§ **Available records**:
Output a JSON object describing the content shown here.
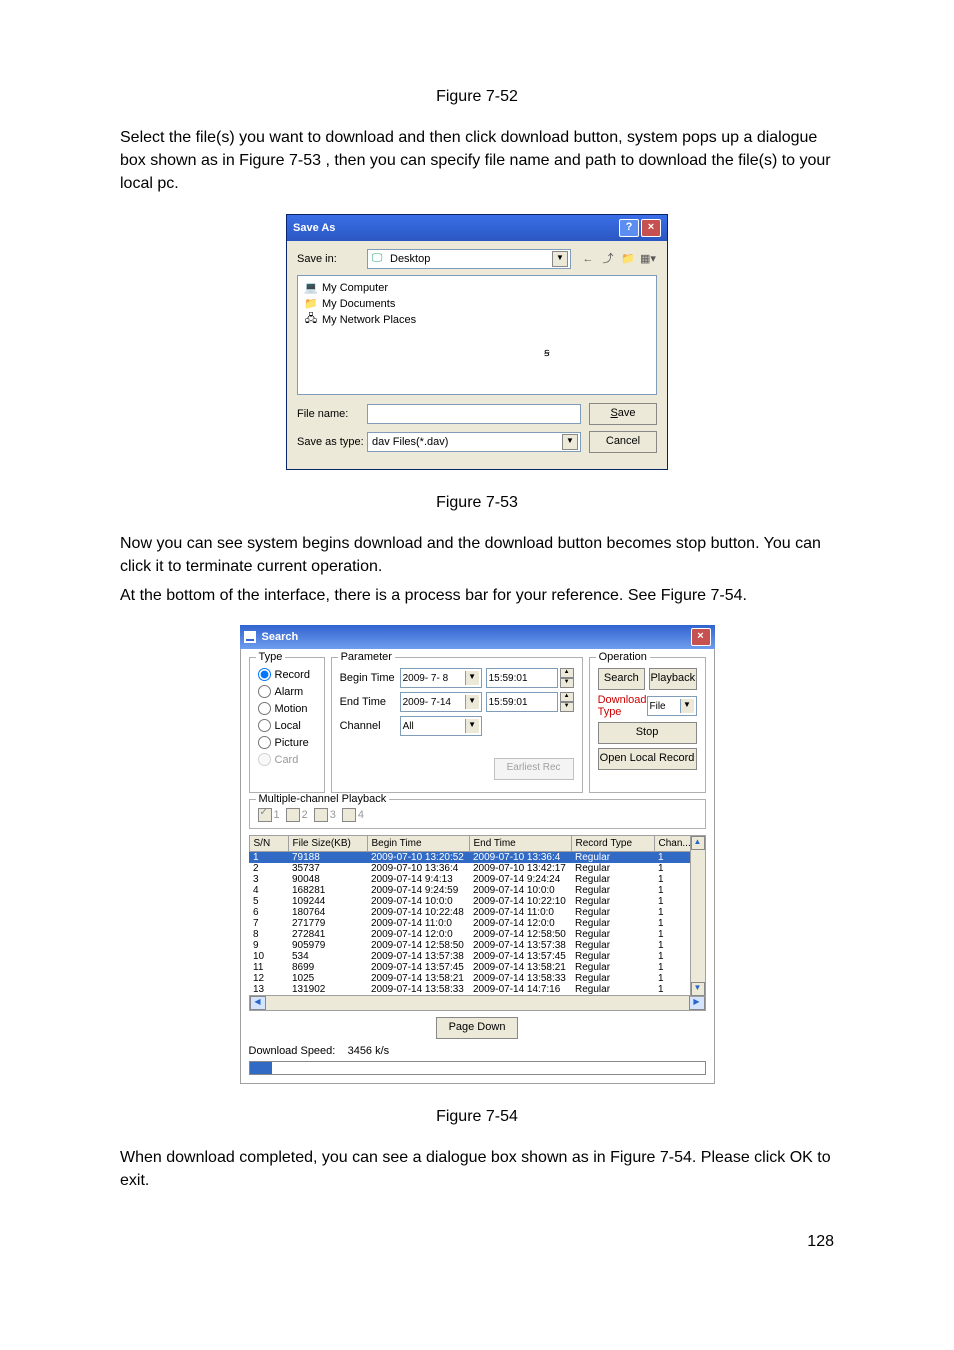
{
  "figure_caption_752": "Figure 7-52",
  "body_paragraph_1": "Select the file(s) you want to download and then click download button, system pops up a dialogue box shown as in Figure 7-53 , then you can specify file name and path to download the file(s) to your local pc.",
  "figure_caption_753": "Figure 7-53",
  "body_paragraph_2a": "Now you can see system begins download and the download button becomes stop button. You can click it to terminate current operation.",
  "body_paragraph_2b": "At the bottom of the interface, there is a process bar for your reference. See Figure 7-54.",
  "figure_caption_754": "Figure 7-54",
  "body_paragraph_3": "When download completed, you can see a dialogue box shown as in Figure 7-54. Please click OK to exit.",
  "page_number": "128",
  "saveas": {
    "title": "Save As",
    "save_in_label": "Save in:",
    "save_in_value": "Desktop",
    "items": {
      "a": "My Computer",
      "b": "My Documents",
      "c": "My Network Places"
    },
    "cursor_mark": "",
    "file_name_label": "File name:",
    "file_name_value": "",
    "save_as_type_label": "Save as type:",
    "save_as_type_value": "dav Files(*.dav)",
    "save_btn": "Save",
    "cancel_btn": "Cancel"
  },
  "search": {
    "title": "Search",
    "type": {
      "group_title": "Type",
      "record": "Record",
      "alarm": "Alarm",
      "motion": "Motion",
      "local": "Local",
      "picture": "Picture",
      "card": "Card"
    },
    "parameter": {
      "group_title": "Parameter",
      "begin_label": "Begin Time",
      "begin_date": "2009- 7- 8",
      "begin_time": "15:59:01",
      "end_label": "End Time",
      "end_date": "2009- 7-14",
      "end_time": "15:59:01",
      "channel_label": "Channel",
      "channel_value": "All",
      "earliest": "Earliest Rec"
    },
    "operation": {
      "group_title": "Operation",
      "search": "Search",
      "playback": "Playback",
      "dl_type_label": "Download Type",
      "dl_type_value": "File",
      "stop": "Stop",
      "open_local": "Open Local Record"
    },
    "mpb": {
      "group_title": "Multiple-channel Playback",
      "c1": "1",
      "c2": "2",
      "c3": "3",
      "c4": "4"
    },
    "columns": {
      "sn": "S/N",
      "size": "File Size(KB)",
      "begin": "Begin Time",
      "end": "End Time",
      "type": "Record Type",
      "chan": "Chan..."
    },
    "rows": [
      {
        "sn": "1",
        "size": "79188",
        "begin": "2009-07-10 13:20:52",
        "end": "2009-07-10 13:36:4",
        "type": "Regular",
        "chan": "1"
      },
      {
        "sn": "2",
        "size": "35737",
        "begin": "2009-07-10 13:36:4",
        "end": "2009-07-10 13:42:17",
        "type": "Regular",
        "chan": "1"
      },
      {
        "sn": "3",
        "size": "90048",
        "begin": "2009-07-14 9:4:13",
        "end": "2009-07-14 9:24:24",
        "type": "Regular",
        "chan": "1"
      },
      {
        "sn": "4",
        "size": "168281",
        "begin": "2009-07-14 9:24:59",
        "end": "2009-07-14 10:0:0",
        "type": "Regular",
        "chan": "1"
      },
      {
        "sn": "5",
        "size": "109244",
        "begin": "2009-07-14 10:0:0",
        "end": "2009-07-14 10:22:10",
        "type": "Regular",
        "chan": "1"
      },
      {
        "sn": "6",
        "size": "180764",
        "begin": "2009-07-14 10:22:48",
        "end": "2009-07-14 11:0:0",
        "type": "Regular",
        "chan": "1"
      },
      {
        "sn": "7",
        "size": "271779",
        "begin": "2009-07-14 11:0:0",
        "end": "2009-07-14 12:0:0",
        "type": "Regular",
        "chan": "1"
      },
      {
        "sn": "8",
        "size": "272841",
        "begin": "2009-07-14 12:0:0",
        "end": "2009-07-14 12:58:50",
        "type": "Regular",
        "chan": "1"
      },
      {
        "sn": "9",
        "size": "905979",
        "begin": "2009-07-14 12:58:50",
        "end": "2009-07-14 13:57:38",
        "type": "Regular",
        "chan": "1"
      },
      {
        "sn": "10",
        "size": "534",
        "begin": "2009-07-14 13:57:38",
        "end": "2009-07-14 13:57:45",
        "type": "Regular",
        "chan": "1"
      },
      {
        "sn": "11",
        "size": "8699",
        "begin": "2009-07-14 13:57:45",
        "end": "2009-07-14 13:58:21",
        "type": "Regular",
        "chan": "1"
      },
      {
        "sn": "12",
        "size": "1025",
        "begin": "2009-07-14 13:58:21",
        "end": "2009-07-14 13:58:33",
        "type": "Regular",
        "chan": "1"
      },
      {
        "sn": "13",
        "size": "131902",
        "begin": "2009-07-14 13:58:33",
        "end": "2009-07-14 14:7:16",
        "type": "Regular",
        "chan": "1"
      }
    ],
    "page_down": "Page Down",
    "dl_speed_label": "Download Speed:",
    "dl_speed_value": "3456 k/s"
  }
}
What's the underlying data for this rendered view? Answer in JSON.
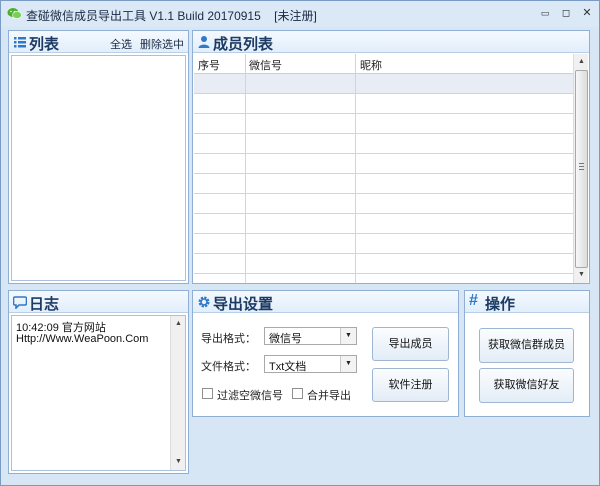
{
  "window": {
    "title": "查碰微信成员导出工具 V1.1 Build 20170915",
    "status_tag": "[未注册]",
    "minimize": "▭",
    "restore": "◻",
    "close": "✕"
  },
  "list_panel": {
    "title": "列表",
    "select_all": "全选",
    "delete_selected": "删除选中"
  },
  "members_panel": {
    "title": "成员列表",
    "columns": [
      "序号",
      "微信号",
      "昵称"
    ],
    "rows": []
  },
  "log_panel": {
    "title": "日志",
    "lines": [
      "10:42:09    官方网站",
      "Http://Www.WeaPoon.Com"
    ]
  },
  "export_panel": {
    "title": "导出设置",
    "format_label": "导出格式：",
    "format_value": "微信号",
    "file_label": "文件格式：",
    "file_value": "Txt文档",
    "filter_label": "过滤空微信号",
    "merge_label": "合并导出",
    "export_button": "导出成员",
    "register_button": "软件注册"
  },
  "ops_panel": {
    "title": "操作",
    "group_button": "获取微信群成员",
    "friends_button": "获取微信好友"
  },
  "colors": {
    "accent": "#2f79c6",
    "panel_title": "#1c3a63",
    "window_bg": "#d6e6f5"
  }
}
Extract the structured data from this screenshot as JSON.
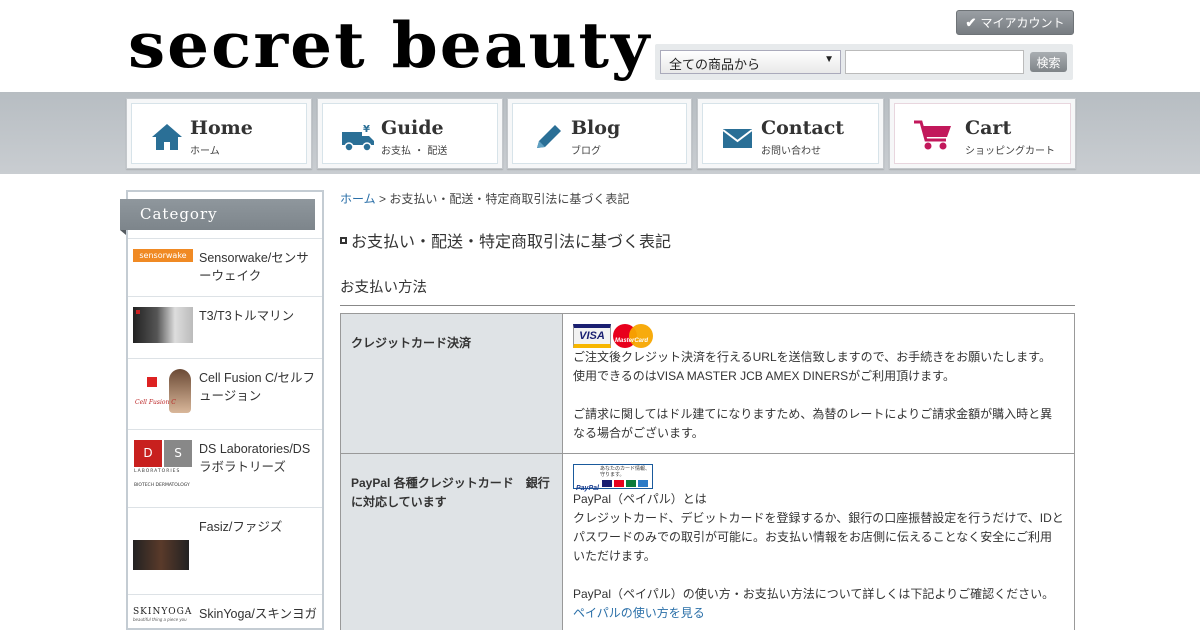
{
  "header": {
    "logo_text": "secret beauty",
    "mypage_label": "マイアカウント",
    "search": {
      "select_value": "全ての商品から",
      "input_value": "",
      "button_label": "検索"
    }
  },
  "nav": {
    "items": [
      {
        "title": "Home",
        "sub": "ホーム",
        "icon": "home-icon"
      },
      {
        "title": "Guide",
        "sub": "お支払 ・ 配送",
        "icon": "delivery-truck-icon"
      },
      {
        "title": "Blog",
        "sub": "ブログ",
        "icon": "pencil-icon"
      },
      {
        "title": "Contact",
        "sub": "お問い合わせ",
        "icon": "envelope-icon"
      },
      {
        "title": "Cart",
        "sub": "ショッピングカート",
        "icon": "cart-icon"
      }
    ]
  },
  "sidebar": {
    "header": "Category",
    "items": [
      {
        "label": "Sensorwake/センサーウェイク",
        "thumb_text": "sensorwake"
      },
      {
        "label": "T3/T3トルマリン",
        "thumb_text": ""
      },
      {
        "label": "Cell Fusion C/セルフュージョン",
        "thumb_text": "Cell Fusion C"
      },
      {
        "label": "DS Laboratories/DSラボラトリーズ",
        "thumb_text": "D S LABORATORIES BIOTECH DERMATOLOGY"
      },
      {
        "label": "Fasiz/ファジズ",
        "thumb_text": ""
      },
      {
        "label": "SkinYoga/スキンヨガ",
        "thumb_text": "SKINYOGA beautiful thing a piece you"
      }
    ]
  },
  "main": {
    "breadcrumb_home": "ホーム",
    "breadcrumb_sep": ">",
    "breadcrumb_current": "お支払い・配送・特定商取引法に基づく表記",
    "page_title": "お支払い・配送・特定商取引法に基づく表記",
    "section_title": "お支払い方法",
    "payments": [
      {
        "method": "クレジットカード決済",
        "logos": [
          "VISA",
          "MasterCard"
        ],
        "lines": [
          "ご注文後クレジット決済を行えるURLを送信致しますので、お手続きをお願いたします。",
          "使用できるのはVISA MASTER JCB AMEX DINERSがご利用頂けます。",
          "",
          "ご請求に関してはドル建てになりますため、為替のレートによりご請求金額が購入時と異なる場合がございます。"
        ]
      },
      {
        "method": "PayPal 各種クレジットカード　銀行に対応しています",
        "badge_text": "あなたのカード情報、守ります。",
        "badge_brand": "PayPal",
        "lines": [
          "PayPal（ペイパル）とは",
          "クレジットカード、デビットカードを登録するか、銀行の口座振替設定を行うだけで、IDとパスワードのみでの取引が可能に。お支払い情報をお店側に伝えることなく安全にご利用いただけます。",
          "",
          "PayPal（ペイパル）の使い方・お支払い方法について詳しくは下記よりご確認ください。"
        ],
        "link": "ペイパルの使い方を見る"
      }
    ]
  },
  "colors": {
    "nav_icon_blue": "#2a6f96",
    "cart_pink": "#c2185b",
    "link_blue": "#2a6fa8",
    "th_bg": "#dfe3e6"
  }
}
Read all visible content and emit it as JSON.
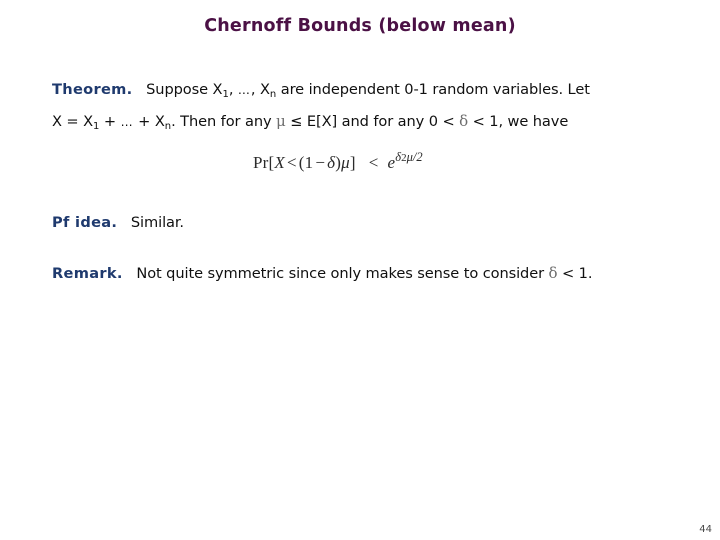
{
  "slide": {
    "title": "Chernoff Bounds (below mean)",
    "title_color": "#4b1145",
    "lead_color": "#1f3a6e",
    "body_color": "#101010",
    "background": "#ffffff",
    "page_number": "44"
  },
  "theorem": {
    "lead": "Theorem.",
    "line1_a": "Suppose X",
    "line1_sub1": "1",
    "line1_b": ", ",
    "line1_ellipsis": "…",
    "line1_c": ", X",
    "line1_sub2": "n",
    "line1_d": " are independent 0-1 random variables. Let",
    "line2_a": "X = X",
    "line2_sub1": "1",
    "line2_b": " + ",
    "line2_ellipsis": "…",
    "line2_c": " + X",
    "line2_sub2": "n",
    "line2_d": ". Then for any ",
    "line2_mu": "μ",
    "line2_e": " ≤ E[X] and for any 0 < ",
    "line2_delta": "δ",
    "line2_f": " < 1, we have"
  },
  "equation": {
    "pr": "Pr[",
    "var_x": "X",
    "lt1": "<",
    "open_paren": "(1",
    "minus": "−",
    "delta": "δ",
    "close_paren": ")",
    "mu": "μ",
    "bracket_close": "]",
    "lt2": "<",
    "e": "e",
    "exp_delta": "δ",
    "exp_power": "2",
    "exp_mu": "μ",
    "exp_div": "/2",
    "alt_text": "Pr[X < (1 − δ)μ] < e^(δ²μ/2)"
  },
  "pf_idea": {
    "lead": "Pf idea.",
    "text": "Similar."
  },
  "remark": {
    "lead": "Remark.",
    "text_a": "Not quite symmetric since only makes sense to consider ",
    "delta": "δ",
    "text_b": " < 1."
  }
}
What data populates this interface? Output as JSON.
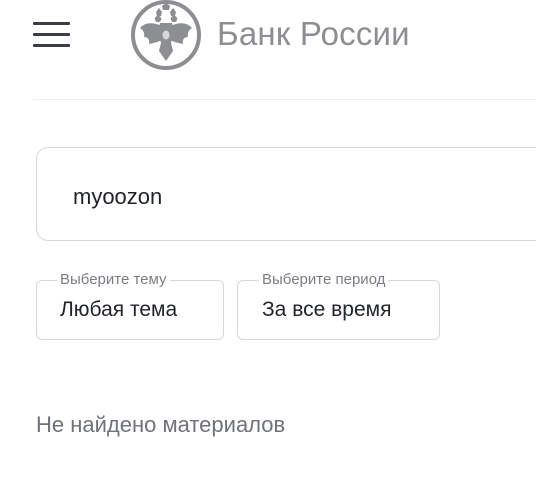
{
  "header": {
    "menu_icon": "hamburger-icon",
    "logo_icon": "double-headed-eagle-emblem",
    "logo_text": "Банк России"
  },
  "search": {
    "value": "myoozon"
  },
  "filters": {
    "topic": {
      "label": "Выберите тему",
      "value": "Любая тема"
    },
    "period": {
      "label": "Выберите период",
      "value": "За все время"
    }
  },
  "results": {
    "empty_message": "Не найдено материалов"
  },
  "colors": {
    "logo_gray": "#8c8e92",
    "border": "#d6d8db",
    "text": "#1f2329",
    "muted_text": "#6f7379"
  }
}
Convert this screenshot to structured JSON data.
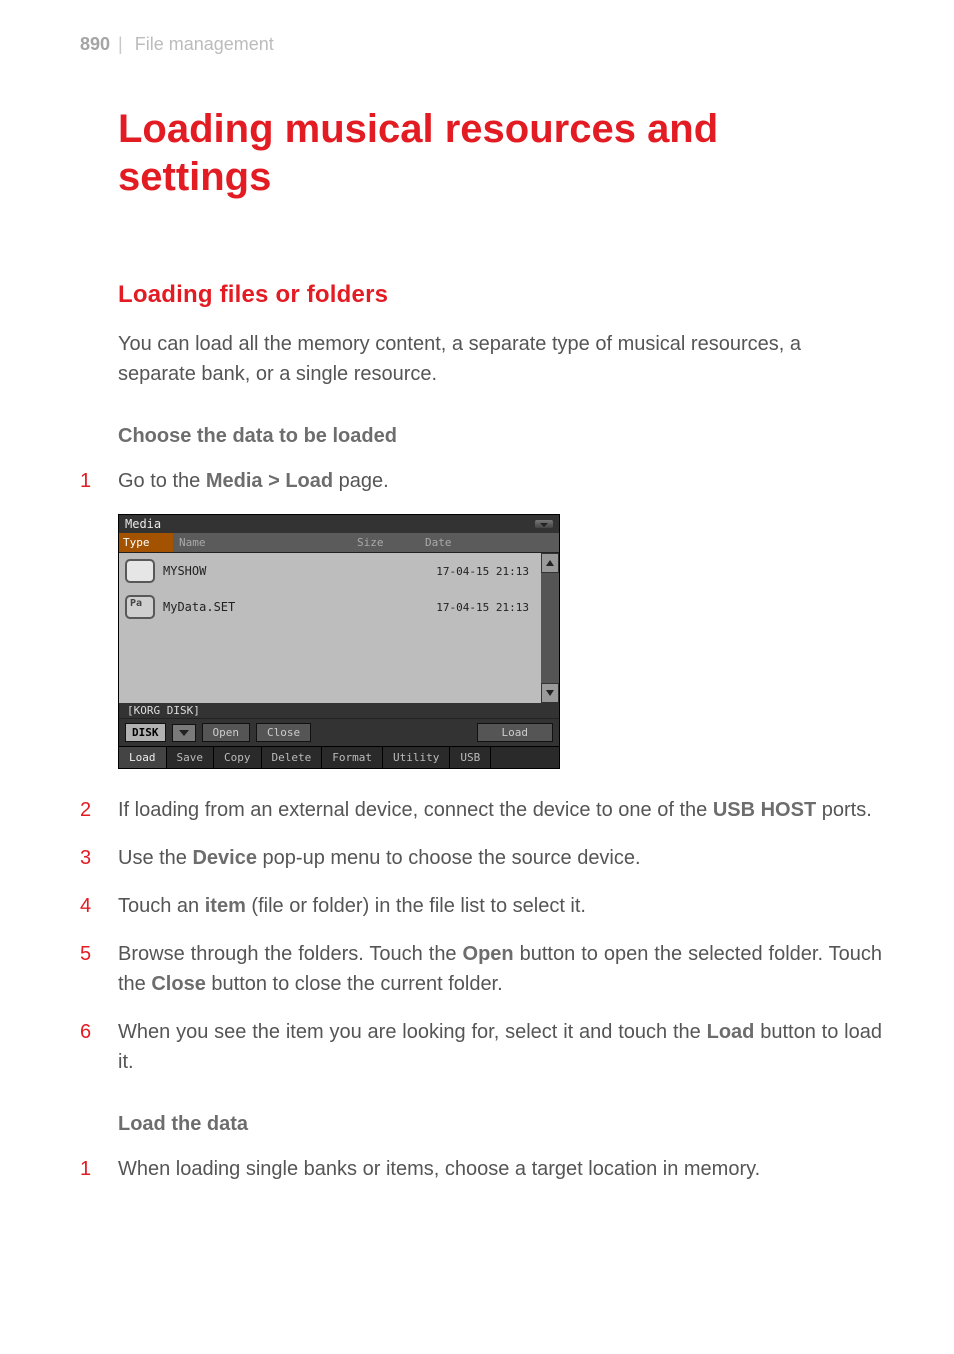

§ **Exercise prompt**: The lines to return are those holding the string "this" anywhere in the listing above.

§ **Written response**:
What's the underlying data for this rendered view? Answer in JSON.
Extract the structured data from this screenshot as JSON.
What data populates this interface? Output as JSON.
Convert this screenshot to structured JSON data.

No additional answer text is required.